(Page and application data records)
• • • •

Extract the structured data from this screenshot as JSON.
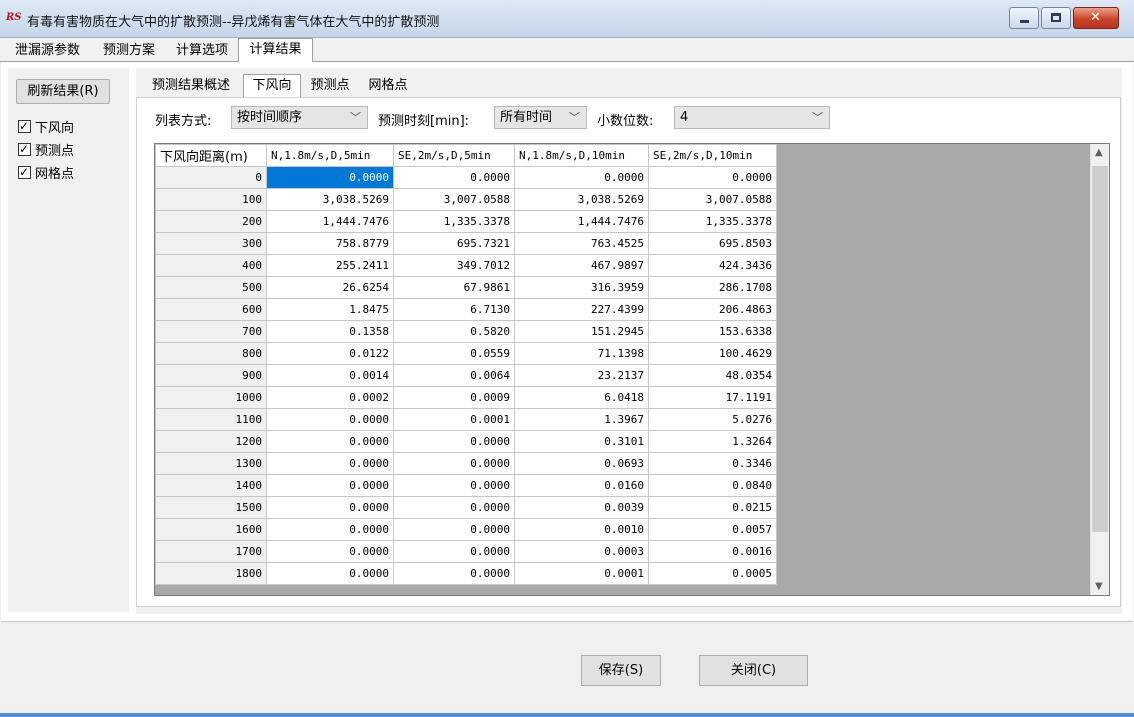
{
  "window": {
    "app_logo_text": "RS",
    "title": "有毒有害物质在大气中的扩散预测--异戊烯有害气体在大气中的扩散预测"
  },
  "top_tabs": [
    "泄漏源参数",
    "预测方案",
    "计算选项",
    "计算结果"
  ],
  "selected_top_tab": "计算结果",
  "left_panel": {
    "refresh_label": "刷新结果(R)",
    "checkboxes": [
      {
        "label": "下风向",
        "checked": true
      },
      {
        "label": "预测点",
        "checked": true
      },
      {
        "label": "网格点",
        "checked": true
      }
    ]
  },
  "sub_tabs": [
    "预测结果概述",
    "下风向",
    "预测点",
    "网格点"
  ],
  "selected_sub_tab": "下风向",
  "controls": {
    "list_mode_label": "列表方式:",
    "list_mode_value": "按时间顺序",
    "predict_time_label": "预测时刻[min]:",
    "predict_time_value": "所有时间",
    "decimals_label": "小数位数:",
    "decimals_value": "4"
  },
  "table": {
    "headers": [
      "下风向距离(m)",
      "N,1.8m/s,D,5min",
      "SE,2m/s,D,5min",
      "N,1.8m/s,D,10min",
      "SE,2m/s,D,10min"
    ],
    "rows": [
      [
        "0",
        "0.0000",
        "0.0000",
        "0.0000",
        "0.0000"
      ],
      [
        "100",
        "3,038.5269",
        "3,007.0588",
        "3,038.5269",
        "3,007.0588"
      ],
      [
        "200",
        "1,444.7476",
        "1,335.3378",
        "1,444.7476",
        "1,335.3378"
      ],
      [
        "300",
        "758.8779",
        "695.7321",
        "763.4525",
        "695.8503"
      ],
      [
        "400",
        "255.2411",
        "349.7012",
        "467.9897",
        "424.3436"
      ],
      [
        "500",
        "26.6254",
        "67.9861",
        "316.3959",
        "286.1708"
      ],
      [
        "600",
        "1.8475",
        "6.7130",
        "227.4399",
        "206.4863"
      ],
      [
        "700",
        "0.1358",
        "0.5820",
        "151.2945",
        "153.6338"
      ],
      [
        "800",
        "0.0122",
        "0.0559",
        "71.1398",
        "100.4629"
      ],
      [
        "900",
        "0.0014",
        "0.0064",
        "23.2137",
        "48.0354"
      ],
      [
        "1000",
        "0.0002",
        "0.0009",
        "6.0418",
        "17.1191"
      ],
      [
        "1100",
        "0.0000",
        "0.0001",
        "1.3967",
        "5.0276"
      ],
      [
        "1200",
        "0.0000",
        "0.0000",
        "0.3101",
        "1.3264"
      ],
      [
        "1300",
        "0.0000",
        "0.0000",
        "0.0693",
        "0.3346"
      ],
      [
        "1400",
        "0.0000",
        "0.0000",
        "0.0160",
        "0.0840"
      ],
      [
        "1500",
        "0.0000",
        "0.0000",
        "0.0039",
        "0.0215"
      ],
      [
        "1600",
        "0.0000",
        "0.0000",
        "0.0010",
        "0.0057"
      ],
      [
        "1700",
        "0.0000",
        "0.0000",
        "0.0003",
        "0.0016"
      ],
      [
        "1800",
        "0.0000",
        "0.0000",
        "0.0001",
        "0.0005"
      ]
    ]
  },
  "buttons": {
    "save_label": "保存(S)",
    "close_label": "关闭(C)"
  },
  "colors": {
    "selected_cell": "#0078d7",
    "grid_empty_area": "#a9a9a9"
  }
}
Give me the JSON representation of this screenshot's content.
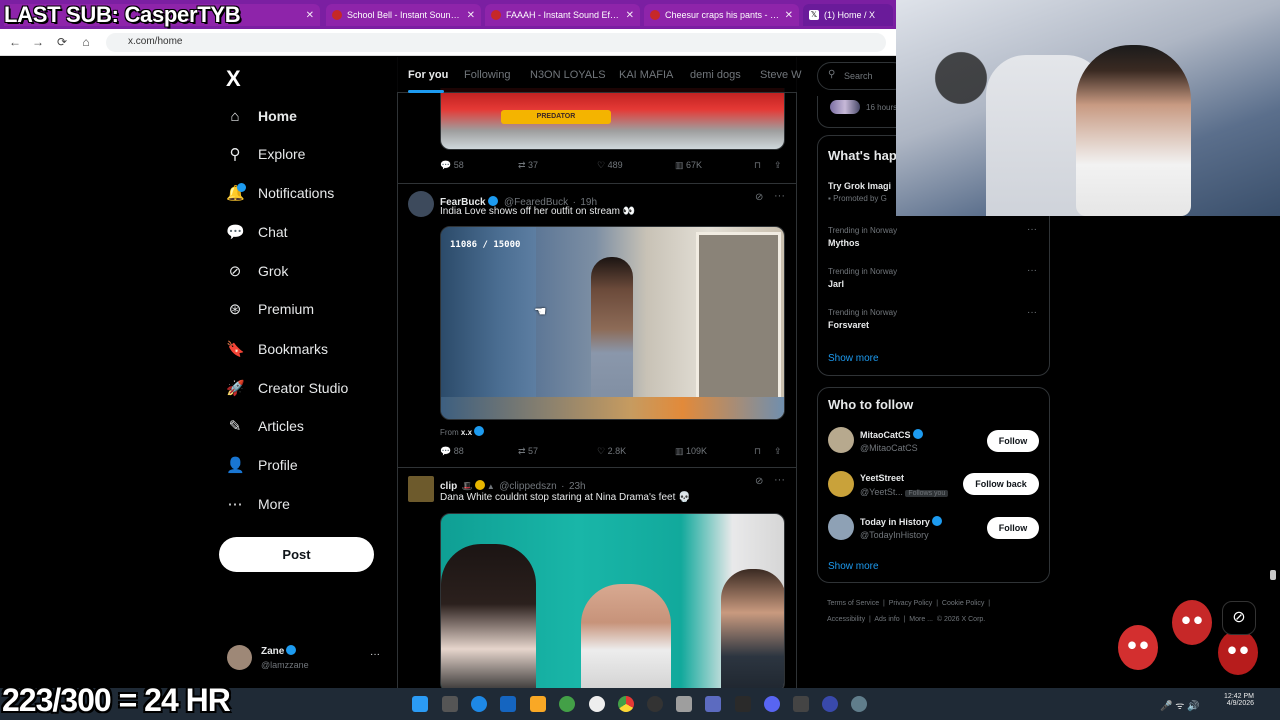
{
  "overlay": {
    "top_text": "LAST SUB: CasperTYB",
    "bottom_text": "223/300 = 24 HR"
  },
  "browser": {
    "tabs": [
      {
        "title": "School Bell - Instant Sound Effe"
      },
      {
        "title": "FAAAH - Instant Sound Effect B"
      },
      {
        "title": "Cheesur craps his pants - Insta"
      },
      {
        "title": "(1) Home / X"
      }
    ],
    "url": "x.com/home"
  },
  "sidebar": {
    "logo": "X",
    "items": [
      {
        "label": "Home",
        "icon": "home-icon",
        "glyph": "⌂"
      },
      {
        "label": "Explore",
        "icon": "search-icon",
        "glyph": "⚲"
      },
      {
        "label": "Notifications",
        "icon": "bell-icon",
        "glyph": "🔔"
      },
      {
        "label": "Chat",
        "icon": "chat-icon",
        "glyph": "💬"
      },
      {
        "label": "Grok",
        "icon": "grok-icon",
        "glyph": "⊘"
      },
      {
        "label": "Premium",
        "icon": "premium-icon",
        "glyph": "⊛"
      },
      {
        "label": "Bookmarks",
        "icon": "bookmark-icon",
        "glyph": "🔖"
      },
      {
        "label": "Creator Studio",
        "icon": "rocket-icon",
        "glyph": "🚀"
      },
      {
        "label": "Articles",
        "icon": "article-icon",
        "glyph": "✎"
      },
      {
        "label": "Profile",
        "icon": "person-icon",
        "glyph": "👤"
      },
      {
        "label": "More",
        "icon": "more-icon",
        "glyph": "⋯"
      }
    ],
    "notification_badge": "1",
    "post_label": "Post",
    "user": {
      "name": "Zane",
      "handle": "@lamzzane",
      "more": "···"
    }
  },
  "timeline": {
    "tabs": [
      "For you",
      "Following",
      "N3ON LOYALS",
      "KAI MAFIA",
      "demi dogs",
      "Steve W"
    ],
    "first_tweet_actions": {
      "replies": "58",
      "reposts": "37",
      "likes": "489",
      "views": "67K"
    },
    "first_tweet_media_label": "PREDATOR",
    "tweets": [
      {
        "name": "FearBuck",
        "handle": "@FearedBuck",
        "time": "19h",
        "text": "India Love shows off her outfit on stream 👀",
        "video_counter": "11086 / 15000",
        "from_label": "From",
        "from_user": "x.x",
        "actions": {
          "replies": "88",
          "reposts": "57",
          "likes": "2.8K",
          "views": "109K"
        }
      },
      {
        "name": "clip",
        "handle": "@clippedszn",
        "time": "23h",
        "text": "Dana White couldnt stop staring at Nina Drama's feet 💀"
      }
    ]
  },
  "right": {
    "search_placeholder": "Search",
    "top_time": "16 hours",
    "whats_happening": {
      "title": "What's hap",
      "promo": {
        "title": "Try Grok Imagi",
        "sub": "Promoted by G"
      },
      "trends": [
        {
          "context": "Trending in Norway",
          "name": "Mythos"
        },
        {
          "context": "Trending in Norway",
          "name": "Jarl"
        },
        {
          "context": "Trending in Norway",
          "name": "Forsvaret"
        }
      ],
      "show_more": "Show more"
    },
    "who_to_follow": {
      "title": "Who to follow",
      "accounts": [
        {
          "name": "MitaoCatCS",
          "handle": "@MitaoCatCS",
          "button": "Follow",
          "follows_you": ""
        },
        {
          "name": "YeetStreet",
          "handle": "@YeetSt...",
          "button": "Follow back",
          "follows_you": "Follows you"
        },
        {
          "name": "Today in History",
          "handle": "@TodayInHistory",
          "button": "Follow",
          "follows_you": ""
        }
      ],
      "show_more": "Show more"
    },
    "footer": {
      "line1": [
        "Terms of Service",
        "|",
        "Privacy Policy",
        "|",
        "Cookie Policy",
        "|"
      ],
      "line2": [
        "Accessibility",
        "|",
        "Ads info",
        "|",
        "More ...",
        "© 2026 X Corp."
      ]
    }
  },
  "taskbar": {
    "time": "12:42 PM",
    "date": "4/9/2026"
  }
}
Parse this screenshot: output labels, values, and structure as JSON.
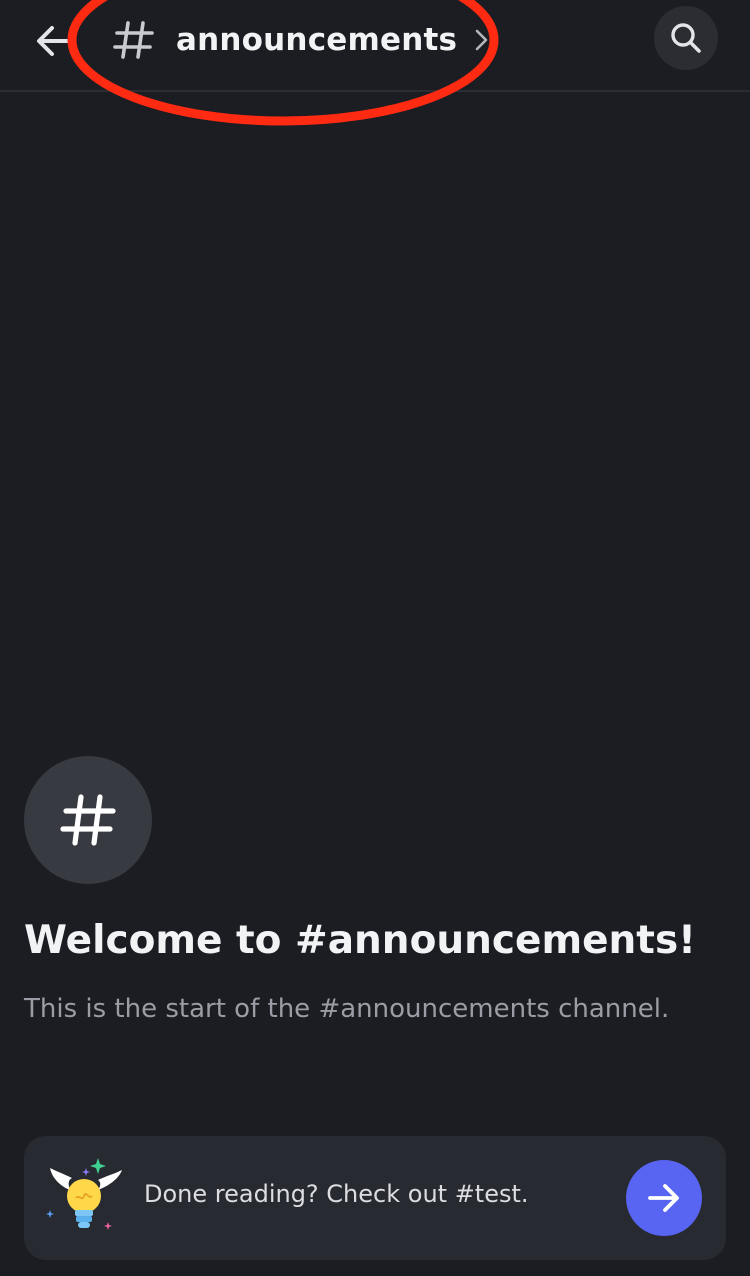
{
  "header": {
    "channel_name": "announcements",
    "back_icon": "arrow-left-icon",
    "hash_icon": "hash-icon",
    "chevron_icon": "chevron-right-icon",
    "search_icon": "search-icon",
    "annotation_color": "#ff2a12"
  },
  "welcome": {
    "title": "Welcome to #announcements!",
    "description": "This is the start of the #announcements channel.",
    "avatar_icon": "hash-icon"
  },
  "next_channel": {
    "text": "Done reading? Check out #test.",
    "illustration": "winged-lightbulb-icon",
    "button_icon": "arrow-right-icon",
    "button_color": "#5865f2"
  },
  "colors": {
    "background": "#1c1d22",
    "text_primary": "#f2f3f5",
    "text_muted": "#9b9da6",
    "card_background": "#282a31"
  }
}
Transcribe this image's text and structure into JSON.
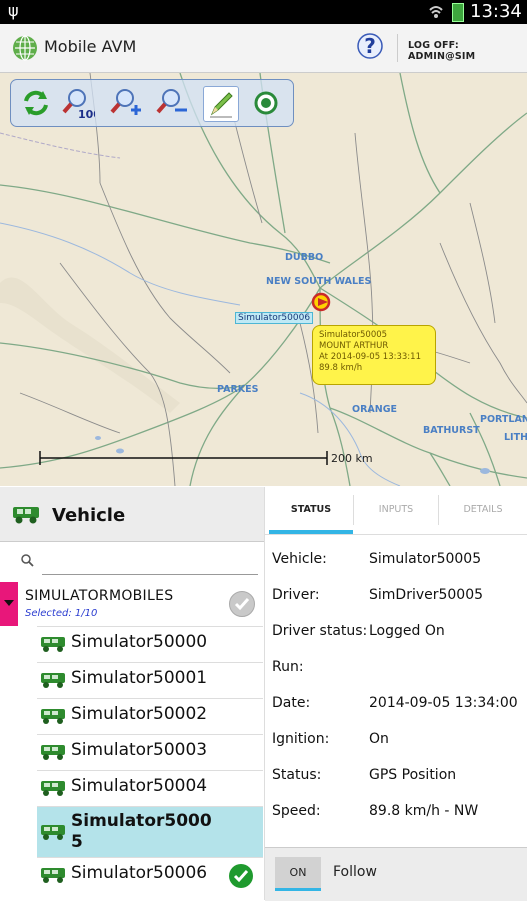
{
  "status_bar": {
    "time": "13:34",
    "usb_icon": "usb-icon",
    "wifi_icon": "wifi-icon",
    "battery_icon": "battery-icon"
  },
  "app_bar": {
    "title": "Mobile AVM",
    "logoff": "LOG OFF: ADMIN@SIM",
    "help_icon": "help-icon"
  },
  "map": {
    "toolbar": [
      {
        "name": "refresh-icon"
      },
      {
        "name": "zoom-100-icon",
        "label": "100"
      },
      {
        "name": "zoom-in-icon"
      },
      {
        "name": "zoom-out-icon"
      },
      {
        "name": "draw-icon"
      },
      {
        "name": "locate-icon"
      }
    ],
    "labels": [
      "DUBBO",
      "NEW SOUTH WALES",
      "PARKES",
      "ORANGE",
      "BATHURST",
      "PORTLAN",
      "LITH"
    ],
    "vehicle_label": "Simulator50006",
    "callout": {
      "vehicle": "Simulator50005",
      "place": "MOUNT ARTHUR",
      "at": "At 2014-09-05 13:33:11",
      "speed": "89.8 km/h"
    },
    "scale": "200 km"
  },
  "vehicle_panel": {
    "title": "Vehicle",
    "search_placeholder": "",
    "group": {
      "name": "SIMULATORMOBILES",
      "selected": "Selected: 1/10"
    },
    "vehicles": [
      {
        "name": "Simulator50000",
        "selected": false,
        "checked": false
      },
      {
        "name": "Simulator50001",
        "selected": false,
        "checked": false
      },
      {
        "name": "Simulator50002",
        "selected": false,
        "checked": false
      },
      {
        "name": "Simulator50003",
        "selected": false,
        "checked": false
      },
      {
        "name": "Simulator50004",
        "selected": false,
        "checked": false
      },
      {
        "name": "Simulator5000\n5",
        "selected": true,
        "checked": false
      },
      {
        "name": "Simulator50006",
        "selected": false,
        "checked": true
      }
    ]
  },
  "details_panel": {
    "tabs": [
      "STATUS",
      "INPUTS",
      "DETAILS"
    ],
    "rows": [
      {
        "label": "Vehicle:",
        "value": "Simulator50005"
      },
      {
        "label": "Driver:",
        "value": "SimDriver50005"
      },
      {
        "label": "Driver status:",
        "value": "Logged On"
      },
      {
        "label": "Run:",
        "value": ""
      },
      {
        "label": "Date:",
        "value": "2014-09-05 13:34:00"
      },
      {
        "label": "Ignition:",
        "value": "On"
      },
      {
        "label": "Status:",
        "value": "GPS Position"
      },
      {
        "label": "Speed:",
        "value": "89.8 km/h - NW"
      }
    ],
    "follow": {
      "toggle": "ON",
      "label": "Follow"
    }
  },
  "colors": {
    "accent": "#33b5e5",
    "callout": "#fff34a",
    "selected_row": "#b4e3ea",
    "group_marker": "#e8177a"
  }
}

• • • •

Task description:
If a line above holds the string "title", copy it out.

Written response:
    "title": "有毒有害物质在大气中的扩散预测--异戊烯有害气体在大气中的扩散预测"
        "title": "School Bell - Instant Sound Effe"
        "title": "FAAAH - Instant Sound Effect B"
        "title": "Cheesur craps his pants - Insta"
        "title": "(1) Home / X"
      "title": "What's hap",
        "title": "Try Grok Imagi",
      "title": "Who to follow",
    "title": "Welcome to #announcements!",
    "title": "Mobile AVM",
    "title": "Vehicle",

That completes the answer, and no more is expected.